Heather Ripley is an associate in the firm’s Federal & International Tax Group. Her practice focuses on federal and international tax services for a range of clients, including domestic and international business entities and individuals. Read More →
With tax reform on the horizon, Treasury takes aim at three sets of regulations with clear cross-border implications. Our International Tax Group explains the department’s recommendations to scrap much of Section 385 and overhaul Sections 367 and 987.
Revoking the Section 385 documentation rules
Expanding the active business exception to foreign goodwill under Section 367
Deferring transition rules under Section 987 to 2019
Read the full advisory here. [...]Read more
On January 18, 2017, the IRS issued temporary and proposed regulations (T.D. 9814) under section 721(c) to address transfers of appreciated property by U.S. persons to partnerships with related foreign partners. With some alterations, these regulations deliver on guidance announced in Notice 2015-54, released in August 2015 (see our prior coverage of Notice 2015-54 here). The regulations incorporate a number of taxpayer-friendly updates in response to comments on the Notice. The prospect of further direction in this area, however, including guidance under Sections 482 and 6662 as described in the [...]Read more

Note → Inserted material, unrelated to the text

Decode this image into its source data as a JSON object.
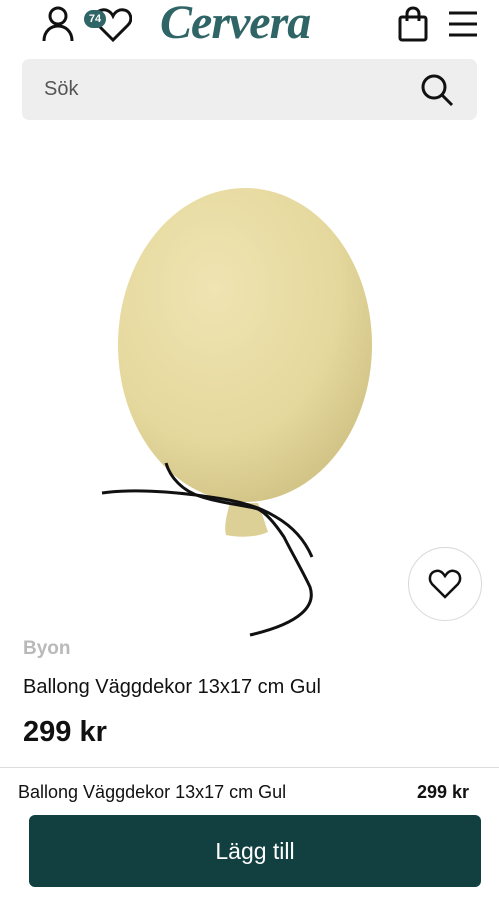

Our International Tax Group explores the final debt-equity regulations under Section 385, highlighting significant modifications to the rules proposed last April. While the regulations remain controversial, the final version brings a number of taxpayer-friendly changes, including a reduction in scope and general delay in application.
A recent Tax Court case shows the government’s willingness and ability to attack financing arrangements that do not reflect arm’s-length debt standards, even without the forthcoming Section 385 regulations. Our International Tax Group analyzes that case and reviews the IRS’s decision to stop treating some FATCA intergovernmental agreements as “in effect.”
Just a few key differences between U.S. proposed regulations on country-by-country reporting and the OECD’s BEPS recommendations are causing administrative headaches. Our International Tax Group minds the gap and explains what it means for U.S. multinationals.
In the wake of the Panama Papers leak, the IRS and Treasury have announced proposed regulations to require significant reporting by foreign-owned domestic disregarded entities. Our International Tax Group considers the implications of this anticipated regulatory burden.
The Protecting Americans from Tax Hikes Act of 2015 (the “PATH Act”), signed December 18, 2015, introduces significant changes to the Foreign Investment in Real Property Tax Act (FIRPTA), particularly concerning REITs. The reforms are generally intended to make foreign investment in U.S. real estate more attractive, though some revenue-raising measures are thrown in the mix.
Among the PATH Act's taxpayer-friendly FIRPTA updates:
The ownership threshold for foreign “portfolio investors” in publicly traded REITs increases from 5% to 10%. These investors are exempt from FIRPTA tax [...]Read more
Citing aggressive taxpayer positions, recently proposed regulations do away with the foreign goodwill exception to gain or income recognition for outbound transfers under Section 367. The rules also restrict the type of property eligible for the active business exception.
Reasons for Change
Per the preamble, taxpayers interpret Section 367 and the regulations in one of two ways when claiming favorable treatment of foreign goodwill and going concern value. One interpretation argues that goodwill and going concern value are not IP within the meaning of Section 936(h)(3)(B) and thus not subject [...]Read more